(Information supplied)

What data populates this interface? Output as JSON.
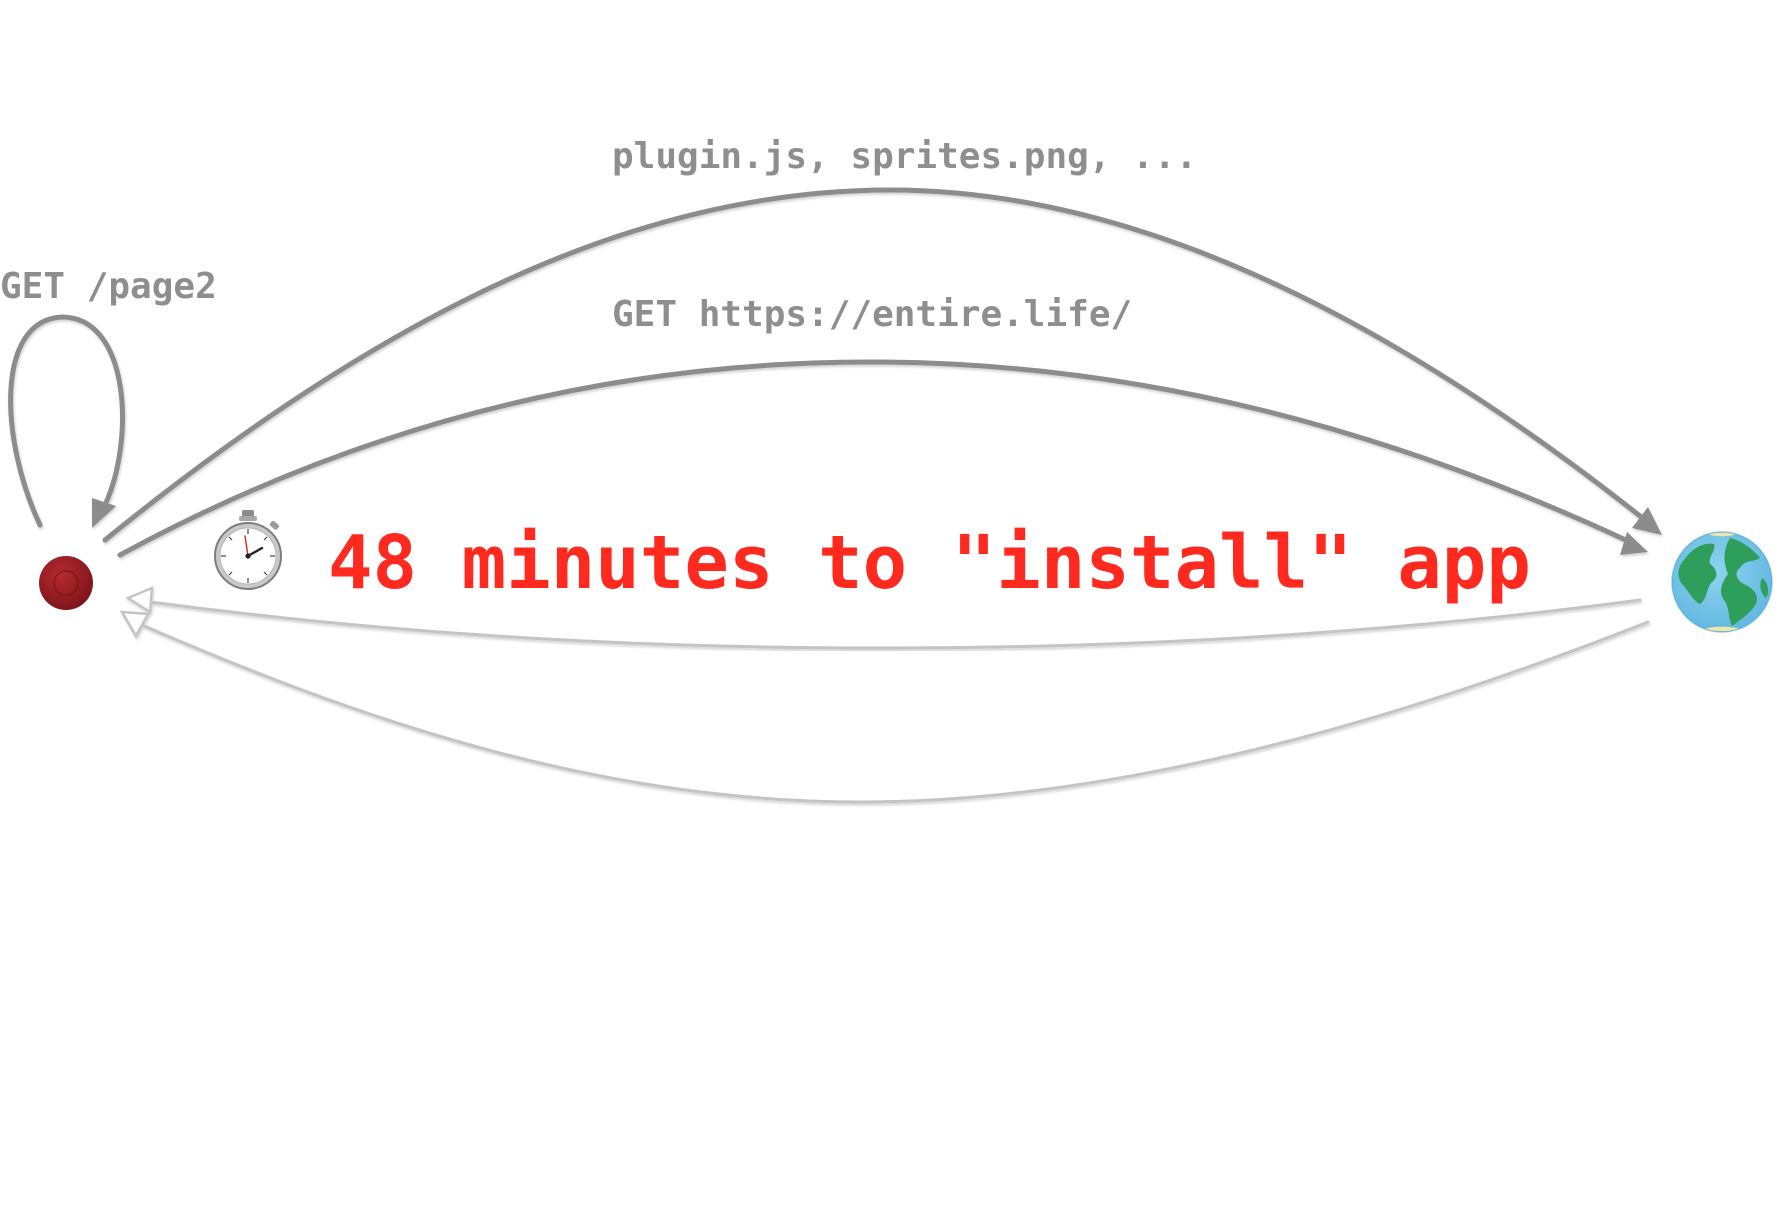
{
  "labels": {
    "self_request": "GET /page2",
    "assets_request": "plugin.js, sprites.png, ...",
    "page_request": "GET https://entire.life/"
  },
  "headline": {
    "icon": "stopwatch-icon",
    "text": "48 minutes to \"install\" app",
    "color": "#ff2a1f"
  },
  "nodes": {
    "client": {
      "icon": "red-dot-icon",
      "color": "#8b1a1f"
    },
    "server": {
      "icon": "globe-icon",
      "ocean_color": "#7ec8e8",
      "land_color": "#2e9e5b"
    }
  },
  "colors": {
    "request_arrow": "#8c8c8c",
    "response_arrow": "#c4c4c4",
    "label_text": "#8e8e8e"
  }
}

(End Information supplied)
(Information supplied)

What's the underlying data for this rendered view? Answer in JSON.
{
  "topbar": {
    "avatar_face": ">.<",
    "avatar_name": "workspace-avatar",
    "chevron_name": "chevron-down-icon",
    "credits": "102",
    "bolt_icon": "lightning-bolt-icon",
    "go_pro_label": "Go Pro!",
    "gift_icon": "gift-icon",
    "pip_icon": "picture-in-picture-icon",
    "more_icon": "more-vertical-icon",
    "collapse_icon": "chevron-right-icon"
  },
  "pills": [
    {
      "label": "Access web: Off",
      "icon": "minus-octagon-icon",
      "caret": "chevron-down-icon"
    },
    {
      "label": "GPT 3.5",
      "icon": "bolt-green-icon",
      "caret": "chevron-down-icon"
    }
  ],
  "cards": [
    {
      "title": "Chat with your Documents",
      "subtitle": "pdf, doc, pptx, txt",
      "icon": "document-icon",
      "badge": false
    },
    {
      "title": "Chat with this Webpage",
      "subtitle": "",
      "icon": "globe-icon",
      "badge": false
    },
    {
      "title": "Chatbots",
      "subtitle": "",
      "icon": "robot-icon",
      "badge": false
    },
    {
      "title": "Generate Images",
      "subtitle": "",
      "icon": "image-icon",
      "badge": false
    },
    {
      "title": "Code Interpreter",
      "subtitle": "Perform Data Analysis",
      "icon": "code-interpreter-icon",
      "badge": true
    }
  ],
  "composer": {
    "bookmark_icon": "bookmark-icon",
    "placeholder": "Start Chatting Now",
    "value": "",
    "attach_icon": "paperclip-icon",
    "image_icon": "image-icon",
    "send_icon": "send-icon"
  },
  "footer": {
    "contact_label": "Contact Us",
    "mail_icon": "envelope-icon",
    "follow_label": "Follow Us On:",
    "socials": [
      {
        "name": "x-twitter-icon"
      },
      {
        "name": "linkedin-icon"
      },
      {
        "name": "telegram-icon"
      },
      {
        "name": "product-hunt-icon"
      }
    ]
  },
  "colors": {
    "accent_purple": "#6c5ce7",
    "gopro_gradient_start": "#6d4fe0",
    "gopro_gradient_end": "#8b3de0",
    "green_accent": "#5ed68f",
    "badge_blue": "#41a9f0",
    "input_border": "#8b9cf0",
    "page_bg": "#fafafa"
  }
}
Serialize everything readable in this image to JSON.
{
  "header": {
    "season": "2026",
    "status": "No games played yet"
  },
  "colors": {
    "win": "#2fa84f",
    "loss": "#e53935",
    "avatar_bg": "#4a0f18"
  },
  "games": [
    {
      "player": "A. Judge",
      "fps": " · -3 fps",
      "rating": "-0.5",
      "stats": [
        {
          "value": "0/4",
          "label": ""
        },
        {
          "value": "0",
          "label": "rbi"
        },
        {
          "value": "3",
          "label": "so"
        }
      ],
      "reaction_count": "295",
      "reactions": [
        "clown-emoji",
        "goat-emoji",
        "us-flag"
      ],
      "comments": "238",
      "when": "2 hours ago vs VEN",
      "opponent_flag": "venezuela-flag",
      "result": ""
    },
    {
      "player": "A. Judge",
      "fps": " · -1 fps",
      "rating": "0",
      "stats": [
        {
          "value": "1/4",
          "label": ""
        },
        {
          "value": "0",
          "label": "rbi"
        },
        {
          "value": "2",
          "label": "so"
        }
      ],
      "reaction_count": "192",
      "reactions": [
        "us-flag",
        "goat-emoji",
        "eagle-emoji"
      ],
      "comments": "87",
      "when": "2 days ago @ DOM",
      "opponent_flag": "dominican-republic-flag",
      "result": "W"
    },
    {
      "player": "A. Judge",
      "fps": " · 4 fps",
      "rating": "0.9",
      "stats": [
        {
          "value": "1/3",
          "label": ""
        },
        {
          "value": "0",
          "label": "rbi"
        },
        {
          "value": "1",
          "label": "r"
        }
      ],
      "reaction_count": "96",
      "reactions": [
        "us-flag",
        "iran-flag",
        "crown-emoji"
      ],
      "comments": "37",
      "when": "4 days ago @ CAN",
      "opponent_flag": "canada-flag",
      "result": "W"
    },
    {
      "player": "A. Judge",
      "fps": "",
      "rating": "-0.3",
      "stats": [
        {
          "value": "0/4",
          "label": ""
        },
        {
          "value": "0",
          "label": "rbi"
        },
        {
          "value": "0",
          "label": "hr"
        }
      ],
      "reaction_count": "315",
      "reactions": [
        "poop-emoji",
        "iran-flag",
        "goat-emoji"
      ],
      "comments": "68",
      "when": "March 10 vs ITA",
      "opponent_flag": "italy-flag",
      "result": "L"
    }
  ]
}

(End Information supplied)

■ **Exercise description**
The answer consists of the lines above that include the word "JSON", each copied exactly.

■ **Task output**
What data populates this interface? Output as JSON.
What's the underlying data for this rendered view? Answer in JSON.
Serialize everything readable in this image to JSON.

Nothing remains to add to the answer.